▶ Task description
Take every line from the entries below that includes the word "admin" and copy it.

Element data from apps and pages:
╭──

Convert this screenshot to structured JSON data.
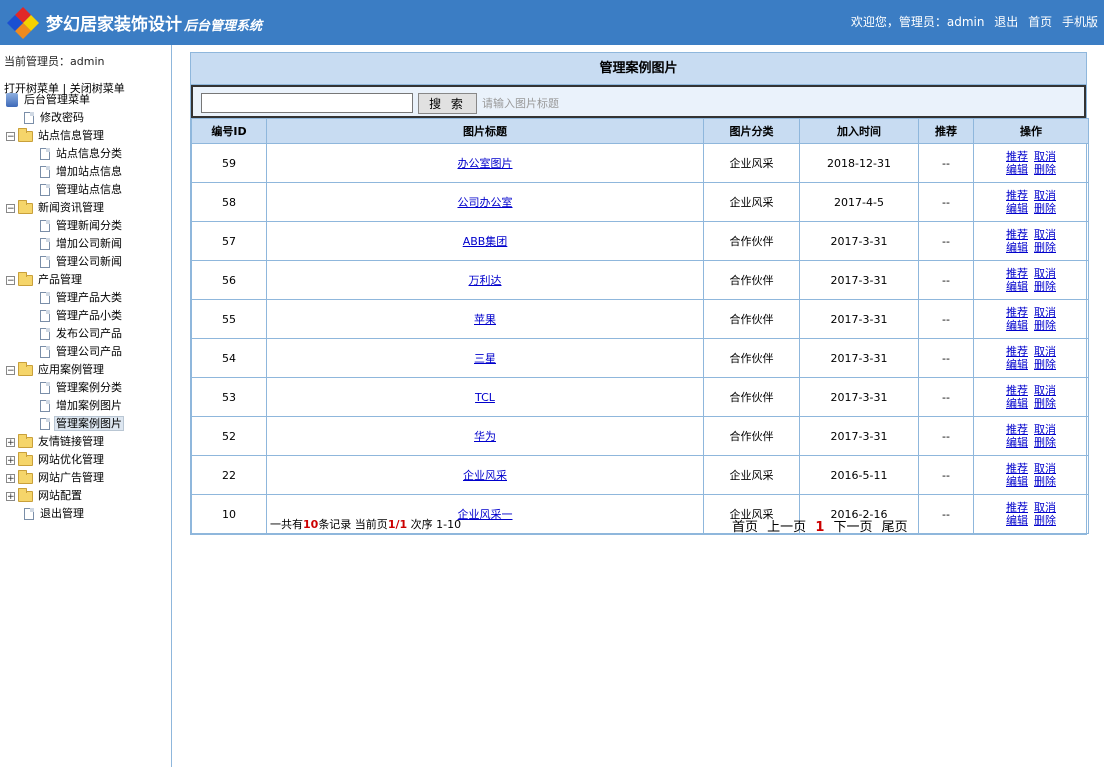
{
  "header": {
    "brand_main": "梦幻居家装饰设计",
    "brand_sub": "后台管理系统",
    "welcome": "欢迎您，管理员：admin",
    "links": [
      "退出",
      "首页",
      "手机版"
    ]
  },
  "sidebar": {
    "current_admin": "当前管理员：admin",
    "open_tree": "打开树菜单",
    "separator": "|",
    "close_tree": "关闭树菜单",
    "root_label": "后台管理菜单",
    "change_password": "修改密码",
    "groups": [
      {
        "label": "站点信息管理",
        "expanded": true,
        "items": [
          "站点信息分类",
          "增加站点信息",
          "管理站点信息"
        ]
      },
      {
        "label": "新闻资讯管理",
        "expanded": true,
        "items": [
          "管理新闻分类",
          "增加公司新闻",
          "管理公司新闻"
        ]
      },
      {
        "label": "产品管理",
        "expanded": true,
        "items": [
          "管理产品大类",
          "管理产品小类",
          "发布公司产品",
          "管理公司产品"
        ]
      },
      {
        "label": "应用案例管理",
        "expanded": true,
        "items": [
          "管理案例分类",
          "增加案例图片",
          "管理案例图片"
        ]
      },
      {
        "label": "友情链接管理",
        "expanded": false,
        "items": []
      },
      {
        "label": "网站优化管理",
        "expanded": false,
        "items": []
      },
      {
        "label": "网站广告管理",
        "expanded": false,
        "items": []
      },
      {
        "label": "网站配置",
        "expanded": false,
        "items": []
      }
    ],
    "logout": "退出管理",
    "active_item": "管理案例图片"
  },
  "main": {
    "title": "管理案例图片",
    "search": {
      "value": "",
      "button": "搜 索",
      "hint": "请输入图片标题"
    },
    "columns": [
      "编号ID",
      "图片标题",
      "图片分类",
      "加入时间",
      "推荐",
      "操作"
    ],
    "ops_labels": {
      "recommend": "推荐",
      "cancel": "取消",
      "edit": "编辑",
      "delete": "删除"
    },
    "rows": [
      {
        "id": "59",
        "title": "办公室图片",
        "category": "企业风采",
        "date": "2018-12-31",
        "recommend": "--"
      },
      {
        "id": "58",
        "title": "公司办公室",
        "category": "企业风采",
        "date": "2017-4-5",
        "recommend": "--"
      },
      {
        "id": "57",
        "title": "ABB集团",
        "category": "合作伙伴",
        "date": "2017-3-31",
        "recommend": "--"
      },
      {
        "id": "56",
        "title": "万利达",
        "category": "合作伙伴",
        "date": "2017-3-31",
        "recommend": "--"
      },
      {
        "id": "55",
        "title": "苹果",
        "category": "合作伙伴",
        "date": "2017-3-31",
        "recommend": "--"
      },
      {
        "id": "54",
        "title": "三星",
        "category": "合作伙伴",
        "date": "2017-3-31",
        "recommend": "--"
      },
      {
        "id": "53",
        "title": "TCL",
        "category": "合作伙伴",
        "date": "2017-3-31",
        "recommend": "--"
      },
      {
        "id": "52",
        "title": "华为",
        "category": "合作伙伴",
        "date": "2017-3-31",
        "recommend": "--"
      },
      {
        "id": "22",
        "title": "企业风采",
        "category": "企业风采",
        "date": "2016-5-11",
        "recommend": "--"
      },
      {
        "id": "10",
        "title": "企业风采一",
        "category": "企业风采",
        "date": "2016-2-16",
        "recommend": "--"
      }
    ],
    "summary": {
      "prefix": "一共有",
      "total": "10",
      "mid": "条记录 当前页",
      "page": "1/1",
      "suffix": " 次序 1-10"
    },
    "pager": {
      "first": "首页",
      "prev": "上一页",
      "current": "1",
      "next": "下一页",
      "last": "尾页"
    }
  }
}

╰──

▶ Exercise answer
    "welcome": "欢迎您，管理员：admin",
    "current_admin": "当前管理员：admin",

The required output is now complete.